Food system plastics
Plastics are used extensively across global and local food systems from 'farm to flush', serving important functions in different contexts with a wide range of intended and unintended outcomes. These impacts occur across broad domains; from human health, livelihoods and income, to food security, the environment and climate change. Plastic pollution is a huge environmental problem, for which food systems are a contributor. Therefore, addressing the plastic issue must be central among efforts to make food systems more circular and sustainable.
IMMANA conducts research into the critical linkages between food system plastics and their myriad effects across domains, to better inform evidence for circular food system policies.
Food system plastics: Systematically mapping the evidence
Plastic pollution arising from food systems is driving policies for reduction, removal, reuse and recycling, but literature on plastic uses and outcomes across subsectors is fragmented.

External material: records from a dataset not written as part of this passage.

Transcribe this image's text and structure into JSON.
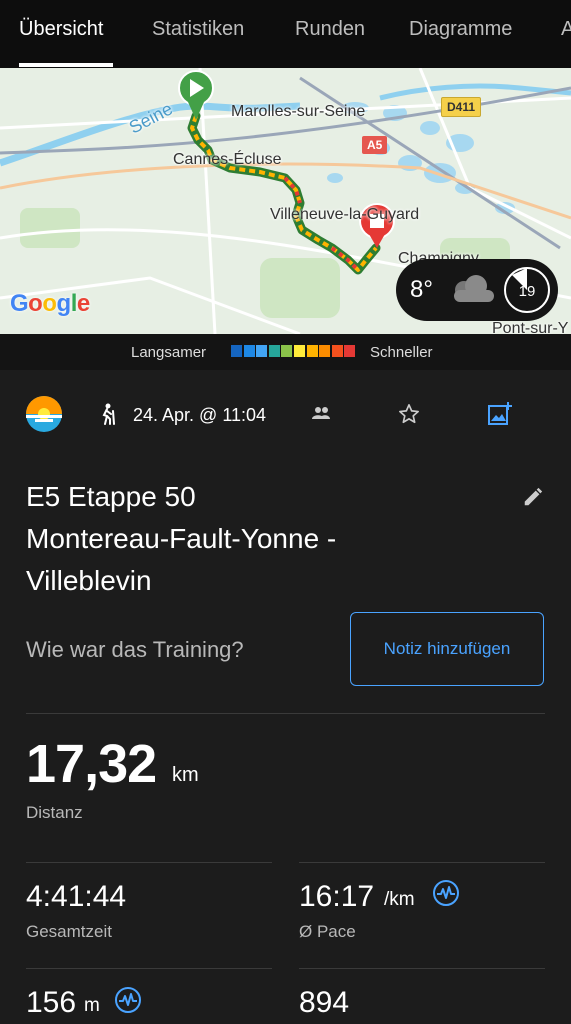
{
  "tabs": [
    {
      "label": "Übersicht",
      "active": true
    },
    {
      "label": "Statistiken"
    },
    {
      "label": "Runden"
    },
    {
      "label": "Diagramme"
    },
    {
      "label": "A"
    }
  ],
  "map": {
    "places": [
      "Marolles-sur-Seine",
      "Cannes-Écluse",
      "Villeneuve-la-Guyard",
      "Champigny",
      "Pont-sur-Y"
    ],
    "river": "Seine",
    "roads": [
      "D411",
      "A5"
    ],
    "attribution": "Google",
    "weather": {
      "temperature": "8°",
      "icon": "cloud-icon",
      "wind": "19"
    }
  },
  "legend": {
    "slower": "Langsamer",
    "faster": "Schneller",
    "colors": [
      "#1565c0",
      "#1e88e5",
      "#42a5f5",
      "#26a69a",
      "#8bc34a",
      "#ffeb3b",
      "#ffb300",
      "#fb8c00",
      "#f4511e",
      "#e53935"
    ]
  },
  "activity": {
    "date": "24. Apr. @ 11:04",
    "title_lines": [
      "E5 Etappe 50",
      "Montereau-Fault-Yonne -",
      "Villeblevin"
    ],
    "feedback_prompt": "Wie war das Training?",
    "note_button": "Notiz hinzufügen"
  },
  "stats": {
    "distance": {
      "value": "17,32",
      "unit": "km",
      "label": "Distanz"
    },
    "total_time": {
      "value": "4:41:44",
      "label": "Gesamtzeit"
    },
    "pace": {
      "value": "16:17",
      "unit": "/km",
      "label": "Ø Pace"
    },
    "elevation": {
      "value": "156",
      "unit": "m"
    },
    "calories": {
      "value": "894"
    }
  },
  "accent": "#4aa3ff"
}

The IMMANA team at LSHTM, in partnership with the Campbell Collaboration, conducted a systematic scoping review to describe the extent, range and nature of published evidence since 2000 on seven major plastic types used at any point within food systems and their quantifiable effects on the environment, food security and human health. The review yielded 3,362 included studies, demonstrating a rapid increase in evidence during this period.
Although the majority of research focuses on agricultural production, relatively fewer consider retail, household and food waste disposal plastics. Gaps in the research include evidence from low- and middle-income countries, health or food security and/or economic outcomes generated from human population studies—and the subsequent environmental and human health effects.
A greater understanding of this disparate evidence landscape is essential to formulate coherent research strategies to inform potential policy actions and assess trade-offs across economic and environmental targets, human health and food security.
- Paper (2023): Human health effects of recycling and reusing food sector consumer plastics: A systematic review and meta-analysis of life cycle assessments
- Commentary paper (2023): Centring human health in the global plastics treaty: a call to action
- Paper (2021): A systematic scoping review of environmental, food security and health impacts of food system plastics
- Review data: Interactive evidence and gap map
- Paper (2021) Trust and responsibility in food systems transformation. Engaging with Big Food: marriage or mirage? (case study on plastics)
- Blog: Big Food has a big plastic problem. But it’s not just cups and straws
- Presentation: (What Works Global Summit 2020)
Plastics, circular economies and human health
Single-use plastics will drive a cumulative 12 billion metric tons of landfill and pollution by 2050 unless global systems of plastic production and material management are drastically reformed
Circular economy strategies are critical to reducing waste and promoting sustainable consumption of natural resources. Research is increasingly uncovering potential co-benefits of circular economies for other Sustainable Development Goals through reducing carbon emissions and job creation, though the public health implications remain underexplored. With less than a decade to achieve the SDGs, strategies should seek to benefit multiple targets and ensure that progress in one area does not damage that of another.
The European Commission describes life cycle assessments as “the best framework for assessing the potential environmental impacts of products currently available”
1. Geyer, R., Jambeck, J. R. & Law, K. L. Production, use and fate of all plastics ever made. Science Advances 3, 19–24 (2017).
2. Commission of the European Communities. Communication from the Commission to the Council and the European Parliament — Integrated Product Policy, Building on Environmental Life-Cycle Thinking. vol. C80/39 (2003).
Interested in food system plastics? Get in touch!
If you are working in this space and would like to share your evidence through the ANH Academy please contact us at [email protected]. If you have something you'd like to work on collaboratively please contact [email protected].